“I realized that they were prisoners and not workers, so I called out, ‘You are free, come out.’” Vasily Gromadsky, a Russian officer remembered the day when the Red Army liberated the Nazis’ large death camp of Auschwitz. This occurred 73 years ago, on January 27, 1945.
On November, 2005 the United Nations General Assembly designated January 27 as a day “for the official commemoration of the victims of the Nazi regime and to promote Holocaust education throughout the world.”
In his authoritative and comprehensive Auschwitz Chronicle published in 1989, Danuta Czech, the former head of the research department of the Auschwitz Memorial, concluded that on liberation day the Soviet Army counted some 7,000 mostly sick and exhausted prisoners, 4,000 of whom were women. Regrettably, there was no mention of the number of children still alive. In 1992, historian Barbara Distel, the former director of the Dachau Memorial Museum, concluded that the Russians counted about 180 children, including some newly-born. “Many were hospitalized, some passed away ... On the premises of Auschwitz-Birkenau 115,063 pieces of clothing of infants and children under 14 were found.”
Among the surviving children were the 10-year old twins Eva and Miriam Mozes, born in Portz, Transylvania (Hungary). Between 300 and 350 young twins, including Eva and Miriam, had been selected and subjected in Auschwitz to cruel and prolonged medical experiments under the auspices of the physician Dr. Josef Mengele, the so-called “Angel of Death,” and his staff. Most of these twins did not survive. Eva, whose parents and two older sisters were murdered at Auschwitz, later wrote that “we were not only starved for food, but we were starved for human kindness.” The Russians took pictures of the Mozes sisters that still can be viewed at the Auschwitz Museum.
Sign Up and Save
Get six months of free digital access to The News & Observer
Between May 24 and 27, 2001 I attended a symposium at Jagiellonian University in Cracow on the “Legacy of the Holocaust: Children and the Holocaust.” To my surprise, Eva Mozes Kor (she had married an American, also a survivor) and her translator stayed at my hotel, and we had breakfast together. On May 25 we were on the same bus that transported all symposium speakers to and from Auschwitz (one hour away from Cracow). Throughout the day, she reflected on her traumatic experiences and miraculous survival. Not long before her liberation she overheard Mengele say, “Too bad. She has only 2 weeks to live.” Eva told us that she had only one thought, “I must survive.” “[Auschwitz] is the nightmare I live with every day of my life.”
In 1995 she created headlines when she wrote a Letter of Forgiveness for Dr. H. Münch, one of the former Nazi SS doctors at the extermination camp. “This was life-changing. I had the power to forgive.” But, as she soon learned, “most of the survivors denounced me.” Her debatable motivation was, “We cannot change what happened, but we can change how we relate to it.” She is 82 and lives in Indiana. Her twin sister Miriam died of cancer in 1993.

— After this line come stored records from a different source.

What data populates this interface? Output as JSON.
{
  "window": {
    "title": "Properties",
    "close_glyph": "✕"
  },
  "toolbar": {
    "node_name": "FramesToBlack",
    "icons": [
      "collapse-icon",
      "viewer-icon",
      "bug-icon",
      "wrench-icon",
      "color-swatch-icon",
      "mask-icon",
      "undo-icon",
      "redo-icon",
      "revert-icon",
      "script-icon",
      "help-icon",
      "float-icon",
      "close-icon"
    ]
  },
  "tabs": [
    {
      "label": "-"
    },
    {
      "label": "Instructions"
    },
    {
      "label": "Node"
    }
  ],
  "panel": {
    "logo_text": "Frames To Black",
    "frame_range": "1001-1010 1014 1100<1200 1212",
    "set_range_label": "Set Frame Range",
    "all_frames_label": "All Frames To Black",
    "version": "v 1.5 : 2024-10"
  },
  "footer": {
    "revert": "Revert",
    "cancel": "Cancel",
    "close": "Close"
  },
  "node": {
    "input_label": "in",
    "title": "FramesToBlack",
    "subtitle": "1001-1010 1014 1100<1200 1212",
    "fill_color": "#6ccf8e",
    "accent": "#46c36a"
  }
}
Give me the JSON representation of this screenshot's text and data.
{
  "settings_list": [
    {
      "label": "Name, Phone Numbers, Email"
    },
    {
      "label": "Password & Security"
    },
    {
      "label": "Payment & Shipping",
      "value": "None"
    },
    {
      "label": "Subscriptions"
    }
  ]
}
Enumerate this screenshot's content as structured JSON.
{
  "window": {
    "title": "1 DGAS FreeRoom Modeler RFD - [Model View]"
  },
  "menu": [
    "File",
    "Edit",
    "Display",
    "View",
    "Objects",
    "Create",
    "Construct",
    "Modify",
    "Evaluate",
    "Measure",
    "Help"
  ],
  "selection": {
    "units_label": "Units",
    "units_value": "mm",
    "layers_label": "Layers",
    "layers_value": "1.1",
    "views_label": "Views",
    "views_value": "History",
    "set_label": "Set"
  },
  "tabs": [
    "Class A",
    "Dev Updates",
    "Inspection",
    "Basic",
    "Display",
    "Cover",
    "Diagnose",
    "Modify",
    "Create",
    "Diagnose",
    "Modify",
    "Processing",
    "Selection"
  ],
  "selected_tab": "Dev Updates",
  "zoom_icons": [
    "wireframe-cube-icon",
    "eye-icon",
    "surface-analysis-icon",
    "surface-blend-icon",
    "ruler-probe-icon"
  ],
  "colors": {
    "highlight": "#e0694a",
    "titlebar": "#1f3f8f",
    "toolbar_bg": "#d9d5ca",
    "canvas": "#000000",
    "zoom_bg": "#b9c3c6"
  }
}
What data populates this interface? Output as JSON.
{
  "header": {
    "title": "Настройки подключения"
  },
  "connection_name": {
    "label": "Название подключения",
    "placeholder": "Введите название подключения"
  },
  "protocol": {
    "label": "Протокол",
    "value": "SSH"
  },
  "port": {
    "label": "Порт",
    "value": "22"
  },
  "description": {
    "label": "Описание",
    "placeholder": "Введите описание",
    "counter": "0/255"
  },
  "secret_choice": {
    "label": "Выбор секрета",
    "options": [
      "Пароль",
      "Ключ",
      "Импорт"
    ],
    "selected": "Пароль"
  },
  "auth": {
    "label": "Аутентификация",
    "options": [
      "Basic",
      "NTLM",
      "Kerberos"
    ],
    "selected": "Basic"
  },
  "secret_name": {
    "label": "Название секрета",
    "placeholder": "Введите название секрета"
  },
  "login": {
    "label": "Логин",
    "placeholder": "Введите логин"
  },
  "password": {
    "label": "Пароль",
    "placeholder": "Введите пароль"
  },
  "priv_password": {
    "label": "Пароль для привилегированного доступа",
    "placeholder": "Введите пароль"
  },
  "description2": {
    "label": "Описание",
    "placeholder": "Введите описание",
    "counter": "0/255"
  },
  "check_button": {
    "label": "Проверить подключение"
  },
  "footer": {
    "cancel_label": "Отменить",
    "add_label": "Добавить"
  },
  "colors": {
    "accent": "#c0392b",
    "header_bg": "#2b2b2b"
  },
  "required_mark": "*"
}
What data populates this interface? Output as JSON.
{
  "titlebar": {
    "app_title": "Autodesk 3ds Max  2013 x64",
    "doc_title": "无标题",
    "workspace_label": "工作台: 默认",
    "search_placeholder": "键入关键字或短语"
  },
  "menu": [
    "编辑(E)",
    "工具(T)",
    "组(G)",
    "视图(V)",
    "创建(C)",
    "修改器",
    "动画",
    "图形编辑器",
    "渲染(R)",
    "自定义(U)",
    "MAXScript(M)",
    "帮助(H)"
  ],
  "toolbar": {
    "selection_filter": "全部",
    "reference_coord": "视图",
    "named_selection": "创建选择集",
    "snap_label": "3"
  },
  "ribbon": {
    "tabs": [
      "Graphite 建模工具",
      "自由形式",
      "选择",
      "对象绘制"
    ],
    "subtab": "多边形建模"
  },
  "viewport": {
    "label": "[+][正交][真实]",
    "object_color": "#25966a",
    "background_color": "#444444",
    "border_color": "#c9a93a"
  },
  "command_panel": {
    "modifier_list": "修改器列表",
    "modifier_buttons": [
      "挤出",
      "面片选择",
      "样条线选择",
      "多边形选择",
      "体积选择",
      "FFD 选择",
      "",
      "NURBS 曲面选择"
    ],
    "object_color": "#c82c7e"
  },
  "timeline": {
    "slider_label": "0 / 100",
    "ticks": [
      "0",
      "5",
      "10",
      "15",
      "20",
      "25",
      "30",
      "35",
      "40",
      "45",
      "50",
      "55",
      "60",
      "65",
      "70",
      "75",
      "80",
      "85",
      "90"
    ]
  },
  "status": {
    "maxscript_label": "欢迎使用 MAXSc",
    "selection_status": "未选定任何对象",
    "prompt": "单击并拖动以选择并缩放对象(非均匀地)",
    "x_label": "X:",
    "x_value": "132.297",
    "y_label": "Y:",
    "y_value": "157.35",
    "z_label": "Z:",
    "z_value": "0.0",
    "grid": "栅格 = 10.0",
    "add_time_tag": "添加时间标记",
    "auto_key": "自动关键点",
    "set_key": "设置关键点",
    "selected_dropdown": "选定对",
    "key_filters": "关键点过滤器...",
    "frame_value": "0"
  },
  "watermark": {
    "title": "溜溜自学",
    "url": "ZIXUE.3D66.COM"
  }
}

Most Holocaust-related studies have focused on the fate of adults but less on children. “One of the most extraordinary aspects of Nazi genocide,” wrote Richard C. Lukas, “was the cold deliberate intention to kill children in numbers so great that there is no historical precedent for it ... It will remain one of the most horrendous crimes of the Nazis against humanity.” The exact number of Jewish children lost is unknown, but it is generally estimated to be 1.2 million. One must add the virtually countless non-Jewish children who lost their lives in various war-related events.
On January 27 may we remember all victims of the Third Reich, including the senseless persecution, suffering, anguish and death of children. And why is it that similar acts of human destruction have been repeated so often since 1945? Children died during genocidal killings in Cambodia, Rwanda, and Darfur (Sudan), and during past and present violent military attacks in Bosnia, Kosovo, Syria, Iraq, Afghanistan, Yemen and in a variety of other places.
Wars started by adults ultimately threaten the lives of innocent children. Therefore, is it not the moral duty of the international community to protect children and to give them a secure home, food, medical care and an education? The words of Miriam Therese Winter come to mind: “When children cry, when children die, the world is diminished for a child’s pain is the earth’s pain.”
Hans M. Wuerth is a professor emeritus at Moravian College. He lives in Chapel Hill.